Segment Open

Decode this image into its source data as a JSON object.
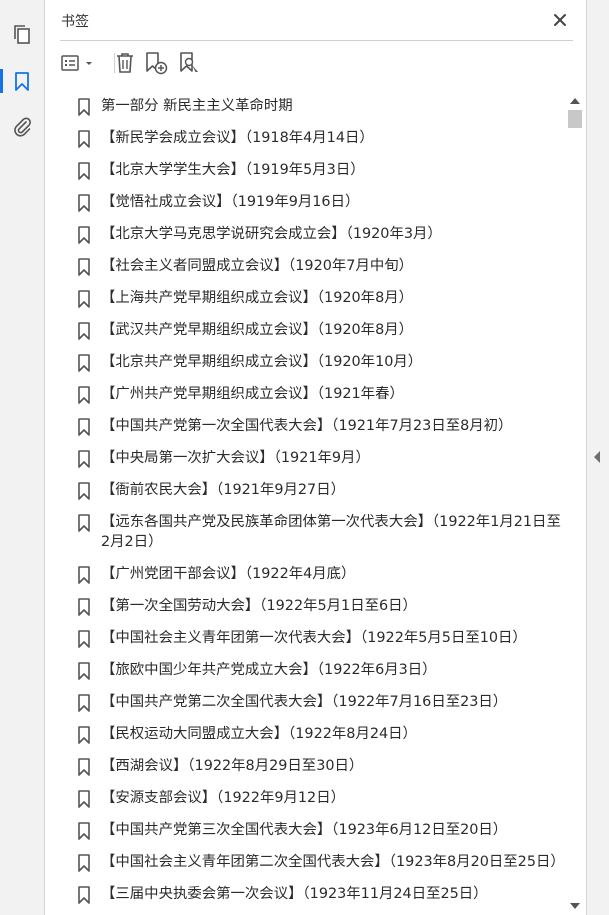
{
  "panel": {
    "title": "书签"
  },
  "icons": {
    "side": [
      "pages-icon",
      "bookmark-icon",
      "attachment-icon"
    ],
    "toolbar": [
      "options-menu-icon",
      "delete-icon",
      "new-bookmark-icon",
      "bookmark-search-icon"
    ]
  },
  "colors": {
    "accent": "#1473e6",
    "icon": "#555555",
    "text": "#2b2b2b"
  },
  "bookmarks": [
    "第一部分  新民主主义革命时期",
    "【新民学会成立会议】（1918年4月14日）",
    "【北京大学学生大会】（1919年5月3日）",
    "【觉悟社成立会议】（1919年9月16日）",
    "【北京大学马克思学说研究会成立会】（1920年3月）",
    "【社会主义者同盟成立会议】（1920年7月中旬）",
    "【上海共产党早期组织成立会议】（1920年8月）",
    "【武汉共产党早期组织成立会议】（1920年8月）",
    "【北京共产党早期组织成立会议】（1920年10月）",
    "【广州共产党早期组织成立会议】（1921年春）",
    "【中国共产党第一次全国代表大会】（1921年7月23日至8月初）",
    "【中央局第一次扩大会议】（1921年9月）",
    "【衙前农民大会】（1921年9月27日）",
    "【远东各国共产党及民族革命团体第一次代表大会】（1922年1月21日至2月2日）",
    "【广州党团干部会议】（1922年4月底）",
    "【第一次全国劳动大会】（1922年5月1日至6日）",
    "【中国社会主义青年团第一次代表大会】（1922年5月5日至10日）",
    "【旅欧中国少年共产党成立大会】（1922年6月3日）",
    "【中国共产党第二次全国代表大会】（1922年7月16日至23日）",
    "【民权运动大同盟成立大会】（1922年8月24日）",
    "【西湖会议】（1922年8月29日至30日）",
    "【安源支部会议】（1922年9月12日）",
    "【中国共产党第三次全国代表大会】（1923年6月12日至20日）",
    "【中国社会主义青年团第二次全国代表大会】（1923年8月20日至25日）",
    "【三届中央执委会第一次会议】（1923年11月24日至25日）"
  ]
}
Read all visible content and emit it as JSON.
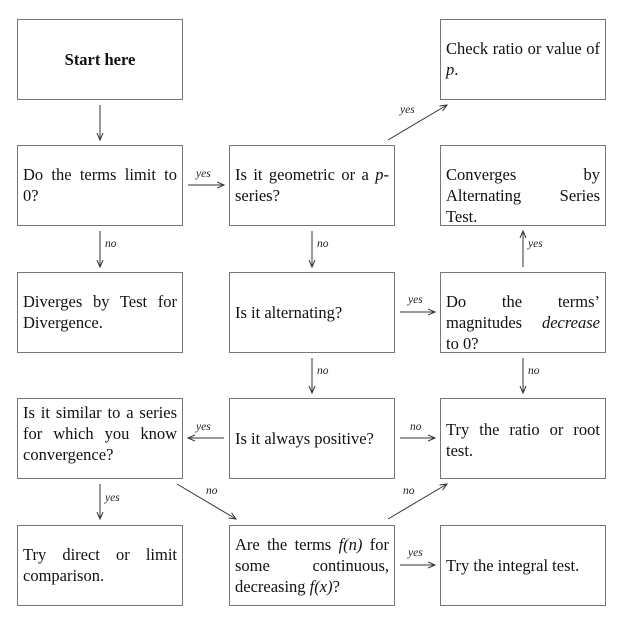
{
  "nodes": {
    "start": {
      "text": "Start here"
    },
    "limit_zero": {
      "text": "Do the terms limit to 0?"
    },
    "geometric": {
      "text_a": "Is it geometric or a ",
      "var": "p",
      "text_b": "-series?"
    },
    "check_ratio": {
      "text_a": "Check ratio or value of ",
      "var": "p",
      "text_b": "."
    },
    "diverges": {
      "text": "Diverges by Test for Divergence."
    },
    "alternating": {
      "text": "Is it alternating?"
    },
    "converges_ast": {
      "text": "Converges by Alternating Series Test."
    },
    "magnitudes": {
      "text_a": "Do the terms’ magnitudes ",
      "em": "decrease",
      "text_b": " to 0?"
    },
    "similar": {
      "text": "Is it similar to a series for which you know convergence?"
    },
    "positive": {
      "text": "Is it always positive?"
    },
    "ratio_root": {
      "text": "Try the ratio or root test."
    },
    "comparison": {
      "text": "Try direct or limit comparison."
    },
    "integral_q": {
      "text_a": "Are the terms ",
      "fn": "f(n)",
      "text_b": " for some continuous, decreasing ",
      "fx": "f(x)",
      "text_c": "?"
    },
    "integral_test": {
      "text": "Try the integral test."
    }
  },
  "edges": {
    "start_to_limit": "",
    "limit_yes": "yes",
    "limit_no": "no",
    "geometric_yes": "yes",
    "geometric_no": "no",
    "alternating_yes": "yes",
    "alternating_no": "no",
    "magnitudes_yes": "yes",
    "magnitudes_no": "no",
    "positive_yes": "yes",
    "positive_no": "no",
    "similar_yes": "yes",
    "similar_no": "no",
    "integral_yes": "yes",
    "integral_no": "no"
  },
  "colors": {
    "border": "#777777",
    "arrow": "#333333",
    "text": "#111111"
  }
}
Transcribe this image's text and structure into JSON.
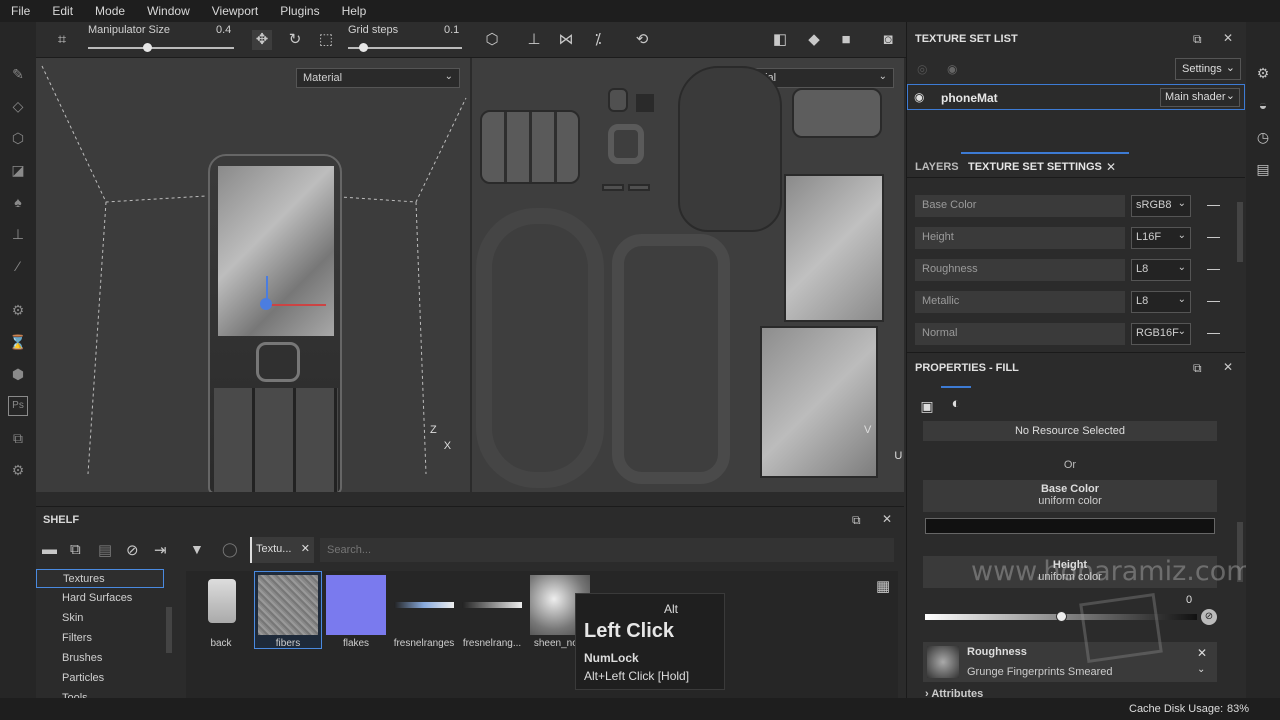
{
  "menu": [
    "File",
    "Edit",
    "Mode",
    "Window",
    "Viewport",
    "Plugins",
    "Help"
  ],
  "toolbar": {
    "manipulator_label": "Manipulator Size",
    "manipulator_value": "0.4",
    "grid_label": "Grid steps",
    "grid_value": "0.1"
  },
  "viewport3d": {
    "mode": "Material",
    "axis_y": "Z",
    "axis_x": "X"
  },
  "viewport2d": {
    "mode": "Material",
    "axis_y": "V",
    "axis_x": "U"
  },
  "shelf": {
    "title": "SHELF",
    "filter_tag": "Textu...",
    "search_placeholder": "Search...",
    "categories": [
      "Textures",
      "Hard Surfaces",
      "Skin",
      "Filters",
      "Brushes",
      "Particles",
      "Tools"
    ],
    "items": [
      {
        "label": "back"
      },
      {
        "label": "fibers"
      },
      {
        "label": "flakes"
      },
      {
        "label": "fresnelranges"
      },
      {
        "label": "fresnelrang..."
      },
      {
        "label": "sheen_no..."
      }
    ]
  },
  "tooltip": {
    "modifier": "Alt",
    "action": "Left Click",
    "key": "NumLock",
    "combo": "Alt+Left Click [Hold]"
  },
  "texture_set_list": {
    "title": "TEXTURE SET LIST",
    "settings_label": "Settings",
    "material_name": "phoneMat",
    "shader_label": "Main shader"
  },
  "tabs": {
    "layers": "LAYERS",
    "settings": "TEXTURE SET SETTINGS"
  },
  "channels": [
    {
      "name": "Base Color",
      "format": "sRGB8"
    },
    {
      "name": "Height",
      "format": "L16F"
    },
    {
      "name": "Roughness",
      "format": "L8"
    },
    {
      "name": "Metallic",
      "format": "L8"
    },
    {
      "name": "Normal",
      "format": "RGB16F"
    }
  ],
  "properties": {
    "title": "PROPERTIES - FILL",
    "no_resource": "No Resource Selected",
    "or_label": "Or",
    "base_color_title": "Base Color",
    "base_color_sub": "uniform color",
    "height_title": "Height",
    "height_sub": "uniform color",
    "height_value": "0",
    "roughness_title": "Roughness",
    "roughness_resource": "Grunge Fingerprints Smeared",
    "attributes_label": "Attributes"
  },
  "status": {
    "cache_label": "Cache Disk Usage:",
    "cache_value": "83%"
  },
  "watermark": "www.honaramiz.com",
  "colors": {
    "accent": "#3d7bd4",
    "panel": "#2b2b2b",
    "menubar": "#1e1e1e"
  }
}
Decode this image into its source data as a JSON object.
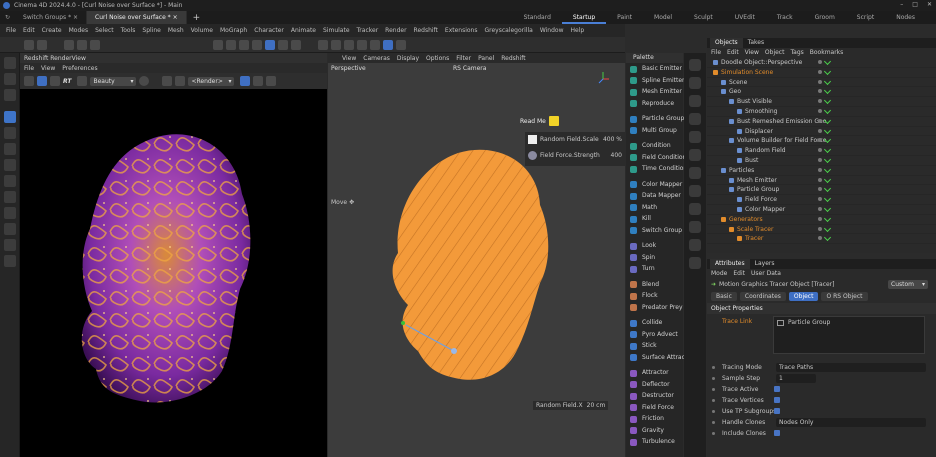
{
  "window": {
    "title": "Cinema 4D 2024.4.0 - [Curl Noise over Surface *] - Main"
  },
  "doc_tabs": [
    {
      "label": "Switch Groups *",
      "active": false
    },
    {
      "label": "Curl Noise over Surface *",
      "active": true
    }
  ],
  "layouts": [
    {
      "label": "Standard",
      "active": false
    },
    {
      "label": "Startup",
      "active": true
    },
    {
      "label": "Paint",
      "active": false
    },
    {
      "label": "Model",
      "active": false
    },
    {
      "label": "Sculpt",
      "active": false
    },
    {
      "label": "UVEdit",
      "active": false
    },
    {
      "label": "Track",
      "active": false
    },
    {
      "label": "Groom",
      "active": false
    },
    {
      "label": "Script",
      "active": false
    },
    {
      "label": "Nodes",
      "active": false
    }
  ],
  "main_menu": [
    "File",
    "Edit",
    "Create",
    "Modes",
    "Select",
    "Tools",
    "Spline",
    "Mesh",
    "Volume",
    "MoGraph",
    "Character",
    "Animate",
    "Simulate",
    "Tracker",
    "Render",
    "Redshift",
    "Extensions",
    "Greyscalegorilla",
    "Window",
    "Help"
  ],
  "renderview": {
    "title": "Redshift RenderView",
    "menu": [
      "File",
      "View",
      "Preferences"
    ],
    "rt_label": "RT",
    "aov_dropdown": "Beauty",
    "render_dropdown": "<Render>"
  },
  "viewport": {
    "menu": [
      "View",
      "Cameras",
      "Display",
      "Options",
      "Filter",
      "Panel",
      "Redshift"
    ],
    "camera_name": "Perspective",
    "camera_mode": "RS Camera",
    "readme_label": "Read Me",
    "hud": [
      {
        "label": "Random Field.Scale",
        "value": "400 %"
      },
      {
        "label": "Field Force.Strength",
        "value": "400"
      }
    ],
    "move_label": "Move",
    "bottom_hud": {
      "label": "Random Field.X",
      "value": "20 cm"
    }
  },
  "palette": {
    "title": "Palette",
    "groups": [
      [
        "Basic Emitter",
        "Spline Emitter",
        "Mesh Emitter",
        "Reproduce"
      ],
      [
        "Particle Group",
        "Multi Group"
      ],
      [
        "Condition",
        "Field Condition",
        "Time Condition"
      ],
      [
        "Color Mapper",
        "Data Mapper",
        "Math",
        "Kill",
        "Switch Group"
      ],
      [
        "Look",
        "Spin",
        "Turn"
      ],
      [
        "Blend",
        "Flock",
        "Predator Prey"
      ],
      [
        "Collide",
        "Pyro Advect",
        "Stick",
        "Surface Attract"
      ],
      [
        "Attractor",
        "Deflector",
        "Destructor",
        "Field Force",
        "Friction",
        "Gravity",
        "Turbulence"
      ]
    ]
  },
  "objects": {
    "tabs": [
      {
        "label": "Objects",
        "active": true
      },
      {
        "label": "Takes",
        "active": false
      }
    ],
    "menu": [
      "File",
      "Edit",
      "View",
      "Object",
      "Tags",
      "Bookmarks"
    ],
    "rows": [
      {
        "name": "Doodle Object::Perspective",
        "depth": 0,
        "color": "#c8c8c8"
      },
      {
        "name": "Simulation Scene",
        "depth": 0,
        "color": "#e28c2b"
      },
      {
        "name": "Scene",
        "depth": 1,
        "color": "#c8c8c8"
      },
      {
        "name": "Geo",
        "depth": 1,
        "color": "#c8c8c8"
      },
      {
        "name": "Bust Visible",
        "depth": 2,
        "color": "#c8c8c8"
      },
      {
        "name": "Smoothing",
        "depth": 3,
        "color": "#c8c8c8"
      },
      {
        "name": "Bust Remeshed Emission Geo",
        "depth": 2,
        "color": "#c8c8c8"
      },
      {
        "name": "Displacer",
        "depth": 3,
        "color": "#c8c8c8"
      },
      {
        "name": "Volume Builder for Field Force",
        "depth": 2,
        "color": "#c8c8c8"
      },
      {
        "name": "Random Field",
        "depth": 3,
        "color": "#c8c8c8"
      },
      {
        "name": "Bust",
        "depth": 3,
        "color": "#c8c8c8"
      },
      {
        "name": "Particles",
        "depth": 1,
        "color": "#c8c8c8"
      },
      {
        "name": "Mesh Emitter",
        "depth": 2,
        "color": "#c8c8c8"
      },
      {
        "name": "Particle Group",
        "depth": 2,
        "color": "#c8c8c8"
      },
      {
        "name": "Field Force",
        "depth": 3,
        "color": "#c8c8c8"
      },
      {
        "name": "Color Mapper",
        "depth": 3,
        "color": "#c8c8c8"
      },
      {
        "name": "Generators",
        "depth": 1,
        "color": "#e28c2b"
      },
      {
        "name": "Scale Tracer",
        "depth": 2,
        "color": "#e28c2b"
      },
      {
        "name": "Tracer",
        "depth": 3,
        "color": "#e28c2b"
      }
    ]
  },
  "attributes": {
    "tabs": [
      {
        "label": "Attributes",
        "active": true
      },
      {
        "label": "Layers",
        "active": false
      }
    ],
    "menu": [
      "Mode",
      "Edit",
      "User Data"
    ],
    "custom_dropdown": "Custom",
    "object_title": "Motion Graphics Tracer Object [Tracer]",
    "buttons": [
      {
        "label": "Basic",
        "active": false
      },
      {
        "label": "Coordinates",
        "active": false
      },
      {
        "label": "Object",
        "active": true
      },
      {
        "label": "O RS Object",
        "active": false
      }
    ],
    "section": "Object Properties",
    "trace_link_label": "Trace Link",
    "trace_link_value": "Particle Group",
    "props": [
      {
        "label": "Tracing Mode",
        "value": "Trace Paths",
        "kind": "dropdown"
      },
      {
        "label": "Sample Step",
        "value": "1",
        "kind": "field"
      },
      {
        "label": "Trace Active",
        "value": "",
        "kind": "check"
      },
      {
        "label": "Trace Vertices",
        "value": "",
        "kind": "check"
      },
      {
        "label": "Use TP Subgroups",
        "value": "",
        "kind": "check"
      },
      {
        "label": "Handle Clones",
        "value": "Nodes Only",
        "kind": "dropdown"
      },
      {
        "label": "Include Clones",
        "value": "",
        "kind": "check"
      }
    ]
  }
}
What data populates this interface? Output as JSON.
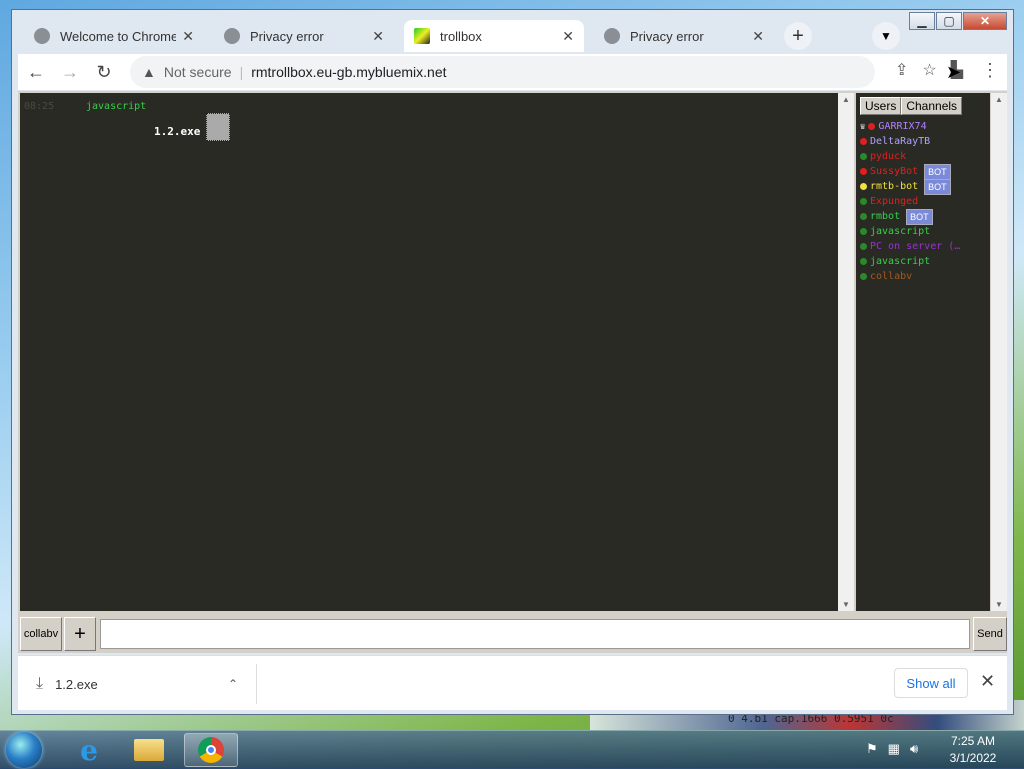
{
  "window": {
    "minimize_icon": "minimize-icon",
    "maximize_icon": "maximize-icon",
    "close_icon": "close-icon"
  },
  "tabs": [
    {
      "title": "Welcome to Chrome",
      "icon": "globe-icon",
      "active": false
    },
    {
      "title": "Privacy error",
      "icon": "globe-icon",
      "active": false
    },
    {
      "title": "trollbox",
      "icon": "trollbox-favicon",
      "active": true
    },
    {
      "title": "Privacy error",
      "icon": "globe-icon",
      "active": false
    }
  ],
  "toolbar": {
    "not_secure": "Not secure",
    "url": "rmtrollbox.eu-gb.mybluemix.net"
  },
  "chat": {
    "messages": [
      {
        "time": "08:25",
        "nick": "javascript",
        "nick_color": "#35d04a",
        "text": "1.2.exe"
      }
    ]
  },
  "sidebar": {
    "tab_users": "Users",
    "tab_channels": "Channels",
    "users": [
      {
        "name": "GARRIX74",
        "color": "#b080ff",
        "dot": "#e02020",
        "crown": true,
        "bot": false
      },
      {
        "name": "DeltaRayTB",
        "color": "#b0a0ff",
        "dot": "#e02020",
        "crown": false,
        "bot": false
      },
      {
        "name": "pyduck",
        "color": "#e02020",
        "dot": "#2a8a2a",
        "crown": false,
        "bot": false
      },
      {
        "name": "SussyBot",
        "color": "#e02020",
        "dot": "#e02020",
        "crown": false,
        "bot": true
      },
      {
        "name": "rmtb-bot",
        "color": "#f0e040",
        "dot": "#f0e040",
        "crown": false,
        "bot": true
      },
      {
        "name": "Expunged",
        "color": "#e02020",
        "dot": "#2a8a2a",
        "crown": false,
        "bot": false
      },
      {
        "name": "rmbot",
        "color": "#35d04a",
        "dot": "#2a8a2a",
        "crown": false,
        "bot": true
      },
      {
        "name": "javascript",
        "color": "#35d04a",
        "dot": "#2a8a2a",
        "crown": false,
        "bot": false
      },
      {
        "name": "PC on server (…",
        "color": "#9a30d0",
        "dot": "#2a8a2a",
        "crown": false,
        "bot": false
      },
      {
        "name": "javascript",
        "color": "#35d04a",
        "dot": "#2a8a2a",
        "crown": false,
        "bot": false
      },
      {
        "name": "collabv",
        "color": "#a05a20",
        "dot": "#2a8a2a",
        "crown": false,
        "bot": false
      }
    ],
    "bot_label": "BOT"
  },
  "inputrow": {
    "channel": "collabv",
    "add": "+",
    "send": "Send",
    "message_value": ""
  },
  "downloads": {
    "file": "1.2.exe",
    "show_all": "Show all"
  },
  "taskbar": {
    "time": "7:25 AM",
    "date": "3/1/2022"
  },
  "desktop": {
    "partial_text": "0 4.b1 cap.1666 0.5951 0c"
  }
}
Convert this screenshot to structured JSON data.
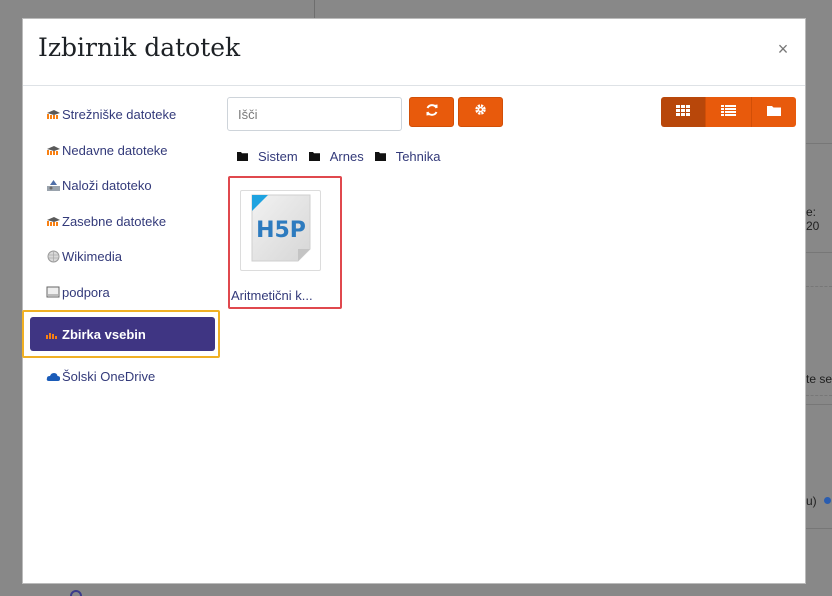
{
  "modal": {
    "title": "Izbirnik datotek",
    "close_glyph": "×"
  },
  "sidebar": {
    "items": [
      {
        "label": "Strežniške datoteke",
        "icon": "moodle-icon"
      },
      {
        "label": "Nedavne datoteke",
        "icon": "moodle-icon"
      },
      {
        "label": "Naloži datoteko",
        "icon": "upload-icon"
      },
      {
        "label": "Zasebne datoteke",
        "icon": "moodle-icon"
      },
      {
        "label": "Wikimedia",
        "icon": "wikimedia-icon"
      },
      {
        "label": "podpora",
        "icon": "drive-icon"
      },
      {
        "label": "Zbirka vsebin",
        "icon": "content-bank-icon",
        "active": true
      },
      {
        "label": "Šolski OneDrive",
        "icon": "onedrive-icon"
      }
    ]
  },
  "toolbar": {
    "search_placeholder": "Išči",
    "refresh_icon": "refresh-icon",
    "settings_icon": "gear-icon",
    "views": [
      "grid-view-icon",
      "list-view-icon",
      "folder-view-icon"
    ]
  },
  "breadcrumb": [
    "Sistem",
    "Arnes",
    "Tehnika"
  ],
  "files": [
    {
      "name": "Aritmetični k...",
      "icon": "h5p-icon"
    }
  ],
  "background": {
    "frag1": "e: 20",
    "frag2": "te se",
    "frag3": "u)"
  },
  "colors": {
    "accent": "#e85a0c",
    "active_item": "#3f3583",
    "link": "#333a7a",
    "highlight_sidebar": "#f0b024",
    "highlight_file": "#e0484e"
  }
}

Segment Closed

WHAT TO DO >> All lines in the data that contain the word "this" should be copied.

REPLY TO THE TASK >>
Decode this image into its source data as a JSON object.
Transcribe this image's text and structure into JSON.
Decode this image into its source data as a JSON object.
What data populates this interface? Output as JSON.
Convert this screenshot to structured JSON data.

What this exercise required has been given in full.